Perhaps no film-and-music pairing is as iconic as Psycho’s infamous shower scene and the shrieking string theme by which it’s accompanied. As the onscreen action takes a horrifying turn, the soundtrack turns from silence to a jarring, chaotic eruption that mirrors Marion Crane’s screams and heightens the shocking brutality as it unfolds.
Composed by film score legend and frequent Hitchcock collaborator Bernard Herrmann—who contributed equally memorable scores to Vertigo and North by Northwest, along with Citizen Kane, The Day the Earth Stood Still, Taxi Driver, and many more—the Psycho soundtrack’s “black and white,” strings-only instrumentation (which was a result of budget constraints) perfectly complements the movie’s gritty, black and white look.
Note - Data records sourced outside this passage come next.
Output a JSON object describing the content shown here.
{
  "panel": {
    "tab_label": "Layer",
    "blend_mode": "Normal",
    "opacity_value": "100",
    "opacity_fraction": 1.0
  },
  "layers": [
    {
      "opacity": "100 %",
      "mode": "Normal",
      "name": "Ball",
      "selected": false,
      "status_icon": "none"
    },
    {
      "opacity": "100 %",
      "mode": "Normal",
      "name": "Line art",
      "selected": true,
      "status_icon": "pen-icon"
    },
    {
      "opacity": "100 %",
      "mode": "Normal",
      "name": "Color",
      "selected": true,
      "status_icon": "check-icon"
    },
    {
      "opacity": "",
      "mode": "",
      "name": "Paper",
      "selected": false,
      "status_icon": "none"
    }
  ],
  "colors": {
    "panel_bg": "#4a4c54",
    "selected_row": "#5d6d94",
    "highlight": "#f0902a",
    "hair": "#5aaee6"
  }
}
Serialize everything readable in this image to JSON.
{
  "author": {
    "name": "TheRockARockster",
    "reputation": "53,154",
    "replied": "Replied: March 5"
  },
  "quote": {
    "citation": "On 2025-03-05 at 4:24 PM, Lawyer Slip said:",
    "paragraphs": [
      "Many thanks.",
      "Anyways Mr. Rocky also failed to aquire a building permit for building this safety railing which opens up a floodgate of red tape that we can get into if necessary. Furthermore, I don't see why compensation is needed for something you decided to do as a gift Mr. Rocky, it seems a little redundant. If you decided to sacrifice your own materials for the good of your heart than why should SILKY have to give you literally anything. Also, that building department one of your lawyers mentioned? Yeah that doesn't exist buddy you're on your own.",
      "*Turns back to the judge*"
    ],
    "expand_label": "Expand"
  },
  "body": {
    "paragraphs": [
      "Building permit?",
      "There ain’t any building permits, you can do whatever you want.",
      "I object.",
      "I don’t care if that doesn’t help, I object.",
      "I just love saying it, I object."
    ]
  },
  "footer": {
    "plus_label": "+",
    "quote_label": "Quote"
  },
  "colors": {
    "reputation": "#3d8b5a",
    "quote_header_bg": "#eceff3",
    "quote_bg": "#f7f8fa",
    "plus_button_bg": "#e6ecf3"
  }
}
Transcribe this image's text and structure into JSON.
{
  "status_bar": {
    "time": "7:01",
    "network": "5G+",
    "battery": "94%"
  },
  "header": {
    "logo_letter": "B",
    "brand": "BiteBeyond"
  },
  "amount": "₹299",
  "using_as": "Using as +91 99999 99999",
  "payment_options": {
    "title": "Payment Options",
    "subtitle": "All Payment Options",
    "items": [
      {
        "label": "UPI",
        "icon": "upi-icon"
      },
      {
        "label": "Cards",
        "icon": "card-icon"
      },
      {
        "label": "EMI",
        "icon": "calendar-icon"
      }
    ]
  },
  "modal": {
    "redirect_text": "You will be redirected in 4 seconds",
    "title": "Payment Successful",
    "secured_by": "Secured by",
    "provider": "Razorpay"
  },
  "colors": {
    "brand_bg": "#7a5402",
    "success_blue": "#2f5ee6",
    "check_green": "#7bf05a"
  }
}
Filled with restless, searching motifs that seem never to find a harmonic home, pounding repetition, and tightly wound dissonances, Herrmann’s masterful score imbues the entire film with an atmosphere of foreboding tension and takes the onscreen suspense to another level.
So striking is Herrmann’s music that it’s fun to hear even without the film, and audiences will have the opportunity to do just that when the Houston Symphony performs selections from the score this weekend, along with “In the Hall of the Mountain King,” “Witchcraft” (as heard in Hocus Pocus), music from Harry Potter and Pirates of the Caribbean, and more.
As we head into Halloween week, take a moment to relive the genius that is Psycho’s shower scene, then join us for socially distanced performances of Haunted Halloween POPS in Jones Hall, Oct. 30–Nov. 1, or grab some spooky snacks and cocktails and watch right from home with the Oct. 31 livestream.